But there remains one major problem with this transition from a national identity to a global city identity. Many have been left behind. Social inequality has risen rapidly over the past two decades.
The only way for all Singaporeans to accept the pros and cons of living in a global city is if we can actually participate in it. Indeed, if Singaporeans from all backgrounds had shared in the city’s growth over the past decade, any supposed xenophobia would have been muted.
Addressing inequality — including in education, employment and income — remains this global city’s greatest priority. Though the government clearly recognises this and has begun to take steps to address this, it will not be easy reducing social inequality. Singapore faces global trends — such as economic and technological change — that have created a winner-takes-all global market economy, where wealth is increasingly concentrated at the top.
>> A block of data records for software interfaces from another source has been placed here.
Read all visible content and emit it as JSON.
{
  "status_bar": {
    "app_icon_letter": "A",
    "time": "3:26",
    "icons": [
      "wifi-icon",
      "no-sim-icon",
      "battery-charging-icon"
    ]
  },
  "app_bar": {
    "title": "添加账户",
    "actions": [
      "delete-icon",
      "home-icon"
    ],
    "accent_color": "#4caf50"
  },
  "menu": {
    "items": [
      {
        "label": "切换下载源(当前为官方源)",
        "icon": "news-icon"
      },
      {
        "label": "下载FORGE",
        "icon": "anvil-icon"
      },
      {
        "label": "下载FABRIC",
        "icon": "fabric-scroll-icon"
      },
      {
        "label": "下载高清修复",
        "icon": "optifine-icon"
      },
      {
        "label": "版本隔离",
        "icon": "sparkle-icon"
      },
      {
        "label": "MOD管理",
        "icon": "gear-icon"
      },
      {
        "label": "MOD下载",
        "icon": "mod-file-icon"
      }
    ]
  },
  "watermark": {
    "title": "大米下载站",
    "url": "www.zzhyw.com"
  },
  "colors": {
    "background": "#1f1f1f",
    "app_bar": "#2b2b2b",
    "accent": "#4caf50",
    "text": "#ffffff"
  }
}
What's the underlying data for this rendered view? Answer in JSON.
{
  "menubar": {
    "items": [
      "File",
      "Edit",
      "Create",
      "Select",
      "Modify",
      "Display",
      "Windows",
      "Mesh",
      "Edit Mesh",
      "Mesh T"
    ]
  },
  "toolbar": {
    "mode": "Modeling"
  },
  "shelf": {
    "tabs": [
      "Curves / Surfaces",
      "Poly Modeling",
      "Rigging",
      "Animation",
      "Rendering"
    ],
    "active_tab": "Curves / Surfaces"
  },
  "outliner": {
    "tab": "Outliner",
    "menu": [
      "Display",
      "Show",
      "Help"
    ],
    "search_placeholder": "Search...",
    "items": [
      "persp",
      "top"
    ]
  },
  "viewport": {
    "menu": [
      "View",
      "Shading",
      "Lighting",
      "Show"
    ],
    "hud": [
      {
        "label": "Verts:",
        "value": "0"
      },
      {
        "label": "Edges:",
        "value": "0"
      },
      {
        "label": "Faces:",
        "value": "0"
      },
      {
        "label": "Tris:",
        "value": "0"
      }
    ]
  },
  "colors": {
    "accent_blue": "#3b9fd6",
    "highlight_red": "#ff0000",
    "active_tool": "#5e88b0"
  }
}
Domestically, meanwhile, mindset changes are needed. But it will not be easy convincing Singaporeans to embrace a more redistributive socio-economic model after decades of severe allergy to welfare.
And yet the alternative is dire. If Singapore is unable to reduce social inequality, lower-income citizens will become increasingly disenchanted both with their economic prospects and their sense of belonging in this global city. That could lead to serious social friction of the sort that Singapore has never before witnessed.
All roads lead to a global city
Given globalisation and the ongoing shift of economic power from the West to the East, it seems likely that all the global cities in the world — including Dubai, London, New York and Singapore — will experience some form of identity convergence.
Global cities will start to look and feel more and more like each other, from the kinds of shops that set up to the nature of business activities in the city. They will attract people from the same talent pools. These global cities will be similar, but each with a local flavour.
So, the end of (national) identity, but the start of something new? It is doubtful, though, if a global city identity can ever inspire fervour like a national identity can. In this new global city future, Singaporeans might never cheer for one of our own the way Malaysians of all stripes celebrated their Olympians.
But Singaporeans won’t worry too much about such things; we will just join the Malaysians in cheering Mr Lee and Ms Pandelela. After all, a winner is a winner, no matter what country — or city — they’re from.
[i]. Singapore’s National Population and Talent Division (NPTD) was unable to provide me with the data for the percentage of Singapore citizens born in Singapore. This is its official response: “The number of Singapore citizens, as at December 2011, is 3.27 million. We do not provide a breakdown in terms of local-born or naturalised citizens, as we regard them all as Singaporeans.”
Based on this, I do not know if the government does not have the data or if it has the data but does not want to release it to the public. In any case, I have performed a very rough calculation based on other publicly available data to arrive at a rough ‘guesstimate’ that 45.8% of Singapore’s total population (residents and non-residents) was born in Singapore.
Percentage of citizens in total population, 2011: 62.2% (from government sources)
Percentage of citizens that are born in Singapore, 2011: 73.6% (my own calculation)
Therefore, percentage of total population that was born in Singapore, 2011: 45.8%
For more detail on the assumptions in my calculation, please refer to this page.